The Golden Nib has very good brush knots that are less expensive and without the shedding problems reported with the Whippeddog knots. I’ve made a number of brushes with their different knots and have been pleased with all of them. This is the Waterproof Epoxy I have been using. Setting a Brush Knot.

Edit: Just noticed that TGN now sells a waterproof epoxy

u/Spraypainthero965 · 2 pointsr/longboarding

A hardware store. It's this stuff. Not expensive at all.

u/DHThrowawayy · 2 pointsr/DIY

It looks like there isn't any screws in that hinge. Whoever made this likely just used an adhesive.

This Devcon glass epoxy dries clear, and is pretty strong for glass to metal joints.

Whichever route you take, please post pics here. I'm interested in it myself

u/dsaavedra · 2 pointsr/howto

You could get some 2-ton epoxy and carefully apply it around the hinges with a small disposable brush (like the ones that come with kid's watercolor paint sets). This stuff cures to be hard as a rock, clear, it adheres nicely to metal, and should provide the support you need. Don't get 5 minute epoxy because that isn't as strong and turns yellow.

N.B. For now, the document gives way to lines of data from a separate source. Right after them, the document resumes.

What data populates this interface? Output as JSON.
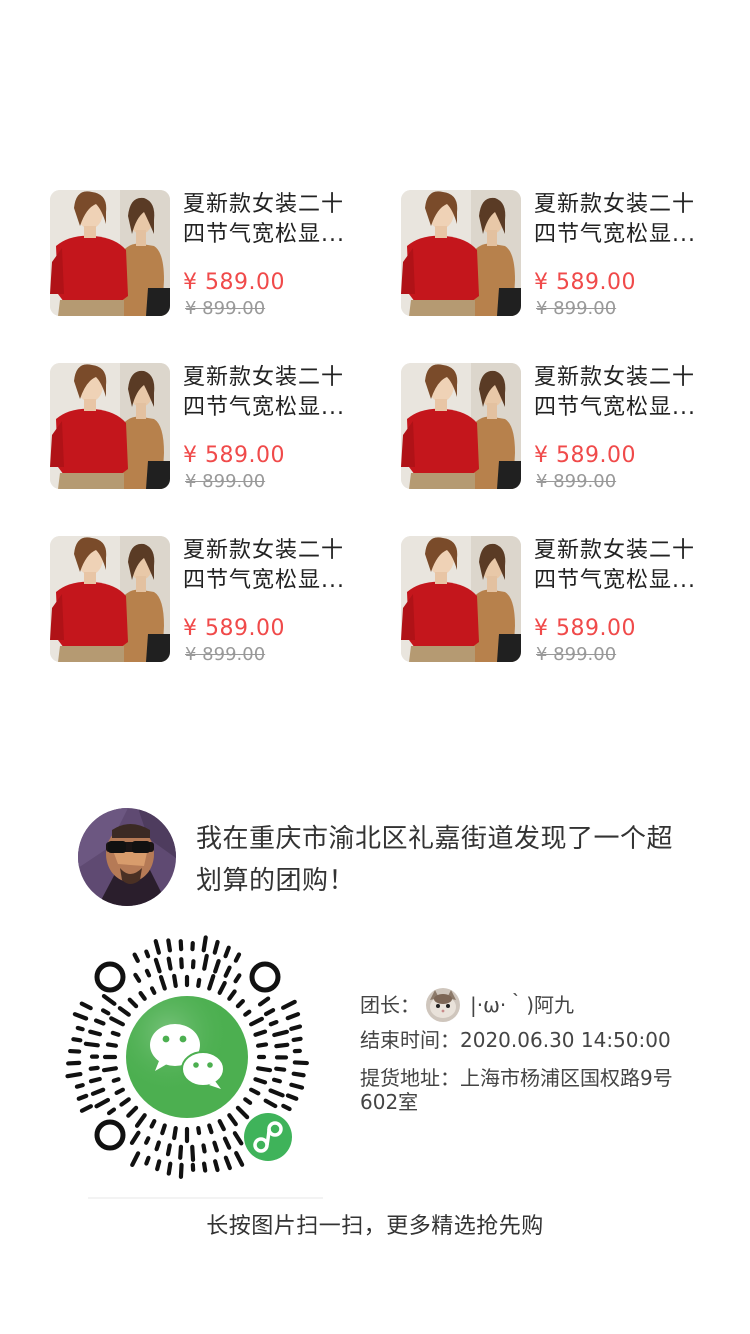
{
  "products": [
    {
      "title": "夏新款女装二十四节气宽松显...",
      "price": "¥ 589.00",
      "original_price": "¥ 899.00"
    },
    {
      "title": "夏新款女装二十四节气宽松显...",
      "price": "¥ 589.00",
      "original_price": "¥ 899.00"
    },
    {
      "title": "夏新款女装二十四节气宽松显...",
      "price": "¥ 589.00",
      "original_price": "¥ 899.00"
    },
    {
      "title": "夏新款女装二十四节气宽松显...",
      "price": "¥ 589.00",
      "original_price": "¥ 899.00"
    },
    {
      "title": "夏新款女装二十四节气宽松显...",
      "price": "¥ 589.00",
      "original_price": "¥ 899.00"
    },
    {
      "title": "夏新款女装二十四节气宽松显...",
      "price": "¥ 589.00",
      "original_price": "¥ 899.00"
    }
  ],
  "share": {
    "message": "我在重庆市渝北区礼嘉街道发现了一个超划算的团购！"
  },
  "details": {
    "leader_label": "团长：",
    "leader_name": "|·ω·｀)阿九",
    "end_label": "结束时间：",
    "end_time": "2020.06.30 14:50:00",
    "pickup_label": "提货地址：",
    "pickup_address": "上海市杨浦区国权路9号602室"
  },
  "hint": "长按图片扫一扫，更多精选抢先购",
  "colors": {
    "price_red": "#f04a4a",
    "wechat_green": "#4caf50"
  },
  "icons": {
    "qr": "mini-program-code",
    "logo": "wechat-icon",
    "badge": "mini-program-icon"
  }
}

Just be sure to carefully measure out equal parts resin and hardener and THOROUGHLY mix them. I mean mix them for like a full 2 minutes. Otherwise the epoxy may not cure properly and might come out tacky.

The epoxy starts to set up in about 30 minutes after you have mixed it, so you will have enough time to apply it to the hinges. After you apply it however, you will want to keep turning the glasses over in your hands otherwise gravity will cause the epoxy to sag. 2-ton epoxy is frequently used as a protective clear coat on custom fishing lures, and lure builders like myself make "turners" like this to prevent sagging. Obviously you're not going to want to build one but you can accomplish the same thing by slowly rotating the glasses around by hand for a minimum of 30 minutes, an hour would be better. After that is done just let it cure however long it says on the package.

u/vinnycordeiro · 1 pointr/3Dprinting

Slow-setting epoxy is an alternative. This one has been serving me well.